Under His Skin | Hits & Misses | Salt Lake City | Salt Lake City Weekly

Under His Skin 

Also: High on Life, Moo Problems

Pin It
Favorite

click to enlarge miss_1.jpg
Under His Skin
No wonder people won’t run for office. Salt Lake City’s philosopher district attorney, Sim Gill, has had to endure not only professional criticism for his ruling in the police shooting of Danielle Willard, but also a curious racial swipe from the GOP chairman. After parsing through video and reconstructions, Gill said the shooting was unjustified and the officers weren’t in imminent danger. Critics say Gill didn’t use a technique called “force science.” But from the look of the evidence, he didn’t need to. Amid all the debate, though, was Chad Bennion’s comment that Gill, coming from India, was biased by the many injustices he saw there. Really? So he should turn a blind eye to injustice here? Or is this a comment akin to Obama being a socialist from Kenya?

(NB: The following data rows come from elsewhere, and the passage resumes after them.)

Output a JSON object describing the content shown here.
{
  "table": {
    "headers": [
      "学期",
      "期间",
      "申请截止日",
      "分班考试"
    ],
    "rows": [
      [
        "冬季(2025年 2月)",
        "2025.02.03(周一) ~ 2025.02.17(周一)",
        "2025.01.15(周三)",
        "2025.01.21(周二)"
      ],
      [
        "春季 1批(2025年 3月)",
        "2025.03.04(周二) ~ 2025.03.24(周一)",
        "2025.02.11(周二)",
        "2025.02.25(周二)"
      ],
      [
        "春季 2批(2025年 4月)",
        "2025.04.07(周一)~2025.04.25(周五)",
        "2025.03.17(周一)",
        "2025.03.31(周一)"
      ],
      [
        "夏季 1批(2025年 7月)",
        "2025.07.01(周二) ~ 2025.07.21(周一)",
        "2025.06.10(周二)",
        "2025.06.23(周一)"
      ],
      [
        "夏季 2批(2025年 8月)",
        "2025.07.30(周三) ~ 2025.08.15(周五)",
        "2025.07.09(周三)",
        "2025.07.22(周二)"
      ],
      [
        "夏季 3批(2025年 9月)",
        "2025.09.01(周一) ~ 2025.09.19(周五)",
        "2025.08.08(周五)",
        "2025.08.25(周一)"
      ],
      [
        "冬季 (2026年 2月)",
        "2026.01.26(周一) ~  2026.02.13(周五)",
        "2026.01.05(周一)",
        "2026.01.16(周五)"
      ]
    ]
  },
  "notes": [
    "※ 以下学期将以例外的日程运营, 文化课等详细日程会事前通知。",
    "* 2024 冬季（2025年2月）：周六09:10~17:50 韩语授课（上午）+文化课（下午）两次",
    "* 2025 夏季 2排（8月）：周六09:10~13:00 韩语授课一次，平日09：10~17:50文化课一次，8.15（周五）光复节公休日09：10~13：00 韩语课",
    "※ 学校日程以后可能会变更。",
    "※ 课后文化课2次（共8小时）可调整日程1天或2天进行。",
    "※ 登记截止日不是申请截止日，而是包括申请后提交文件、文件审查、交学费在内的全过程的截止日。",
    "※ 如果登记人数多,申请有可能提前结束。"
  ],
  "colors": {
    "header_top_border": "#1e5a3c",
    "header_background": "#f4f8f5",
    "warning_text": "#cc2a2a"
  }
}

click to enlarge hit_1.jpg
High on Life
In a libertarian society like Utah, maybe you just let drug overdoses take their course. Maybe you figure drug addicts are hopeless and irredeemable. But what if that someone who overdoses is your daughter, your son or yourself? According to the Utah Department of Health, an average of 23 Utahns die as a result of prescription drugs each month. On Saturday, Aug. 31, advocates will gather on the steps of the Capitol to highlight Overdose Awareness Day. While some are pushing for a Good Samaritan Act to make it possible to call for help without risking prosecution, other strategies are needed to stem the 400 percent increase in deaths over the past decade, says Zach Baker of Salt Lake Students for Sensible Drug Policy. Syringe exchanges and access to drugs that cut short an overdose are just a few.

click to enlarge miss_1.jpg
Moo Problems
As if we don’t have enough to worry about along the pollution-clogged Wasatch Front, along comes the specter of mad-cow disease. Thank Stericycle, the northern Utah medical-waste incinerator that was recently cited for violating clean-air standards. Stericycle has a permit that allows incineration of prions, the proteins that cause mad-cow disease. Stericycle hasn’t actually accepted these prions, but it could by simply notifying the state. While incineration is a “preferred” method of disposal, it is not believed to fully destroy prions. The disease they can cause is fatal and insidious, in that it can jump to other species. So the question is, why Utah would allow a clear and present danger in such a highly populated area?

Twitter: @KathyBiele

Pin It
Favorite

More by Katharine Biele

  • Citizen Revolt: May 17

    Speak out against the uranium mills in Southern Utah; celebrate equality and write a few letters to the editor about issues important to you.
    • May 16, 2018
  • Ballot Madness

    The push back against the ballot initiatives; the war on golf and the state of Washington takes up the fight against coal.
    • May 16, 2018
  • Nutritional Non-value

    New Farm Bill would bring cuts to rural communities; Utahns Against Hunger is on their side, though, and the story of the Boston Marathon's No. 2 finisher.
    • May 9, 2018
  • More »

Latest in Hits & Misses

  • Ballot Madness

    The push back against the ballot initiatives; the war on golf and the state of Washington takes up the fight against coal.
    • May 16, 2018
  • Nutritional Non-value

    New Farm Bill would bring cuts to rural communities; Utahns Against Hunger is on their side, though, and the story of the Boston Marathon's No. 2 finisher.
    • May 9, 2018
  • Skilled Deflection

    Deflection abounds nationally, but also locally; how the Native Americans got it right and how Utah sure loves its dissidents.
    • May 2, 2018
  • More »

Comments

Subscribe to this thread:

Add a comment

Readers also liked…

  • Hearing Protection, Sex Ed, Public Lands

    We certainly don't want our hunters hassled, especially in the rain, and that is good reason to loosen Utah's already liberal gun laws.
    • Jan 11, 2017
  • Release the Records

    A public records battle reaches the state's Supreme Court; more Energy Solutions malarkey and who exactly is donating to the Orrin G. Hatch Foundation?
    • Mar 21, 2018

© 2018 Salt Lake City Weekly

Website powered by Foundation